ASSIGNED TASK: Without the pictures, repeat all of the data exactly as it appears below.

---

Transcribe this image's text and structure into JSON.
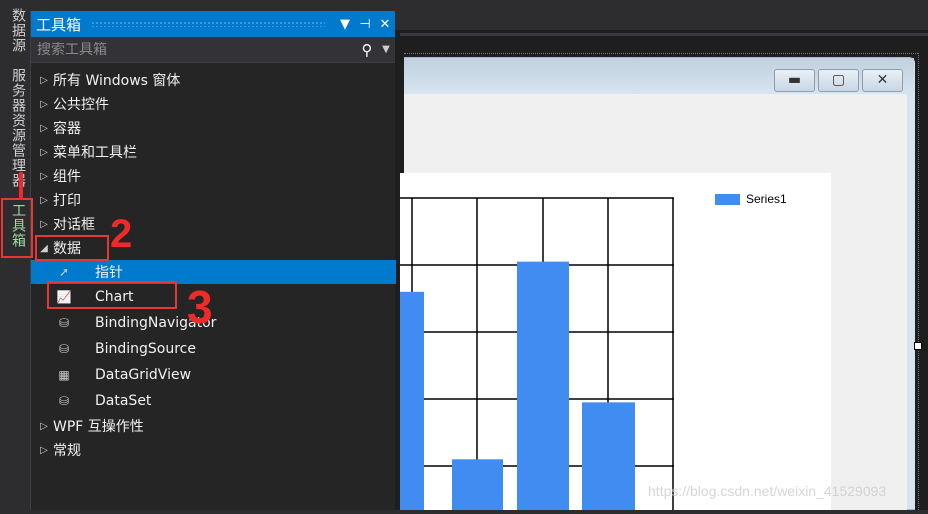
{
  "side_tabs": [
    "数据源",
    "服务器资源管理器",
    "工具箱"
  ],
  "toolbox": {
    "title": "工具箱",
    "search_placeholder": "搜索工具箱",
    "groups_before": [
      "所有 Windows 窗体",
      "公共控件",
      "容器",
      "菜单和工具栏",
      "组件",
      "打印",
      "对话框"
    ],
    "expanded_group": "数据",
    "items": [
      {
        "label": "指针",
        "icon": "pointer-icon",
        "selected": true
      },
      {
        "label": "Chart",
        "icon": "chart-icon"
      },
      {
        "label": "BindingNavigator",
        "icon": "binding-navigator-icon"
      },
      {
        "label": "BindingSource",
        "icon": "binding-source-icon"
      },
      {
        "label": "DataGridView",
        "icon": "datagridview-icon"
      },
      {
        "label": "DataSet",
        "icon": "dataset-icon"
      }
    ],
    "groups_after": [
      "WPF 互操作性",
      "常规"
    ]
  },
  "chart": {
    "legend": "Series1",
    "series_color": "#418cf0",
    "bar_levels_in_gridlines": [
      2.6,
      0.1,
      3.05,
      0.95
    ]
  },
  "annotations": [
    "1",
    "2",
    "3"
  ],
  "watermark": "https://blog.csdn.net/weixin_41529093"
}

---

TASK SOLUTION:
Transcribe this image's text and structure into JSON.
{
  "side_tabs": [
    "数据源",
    "服务器资源管理器",
    "工具箱"
  ],
  "toolbox": {
    "title": "工具箱",
    "search_placeholder": "搜索工具箱",
    "groups_before": [
      "所有 Windows 窗体",
      "公共控件",
      "容器",
      "菜单和工具栏",
      "组件",
      "打印",
      "对话框"
    ],
    "expanded_group": "数据",
    "items": [
      {
        "label": "指针",
        "icon": "pointer-icon",
        "selected": true
      },
      {
        "label": "Chart",
        "icon": "chart-icon"
      },
      {
        "label": "BindingNavigator",
        "icon": "binding-navigator-icon"
      },
      {
        "label": "BindingSource",
        "icon": "binding-source-icon"
      },
      {
        "label": "DataGridView",
        "icon": "datagridview-icon"
      },
      {
        "label": "DataSet",
        "icon": "dataset-icon"
      }
    ],
    "groups_after": [
      "WPF 互操作性",
      "常规"
    ]
  },
  "chart": {
    "legend": "Series1",
    "series_color": "#418cf0",
    "bar_levels_in_gridlines": [
      2.6,
      0.1,
      3.05,
      0.95
    ]
  },
  "annotations": [
    "1",
    "2",
    "3"
  ],
  "watermark": "https://blog.csdn.net/weixin_41529093"
}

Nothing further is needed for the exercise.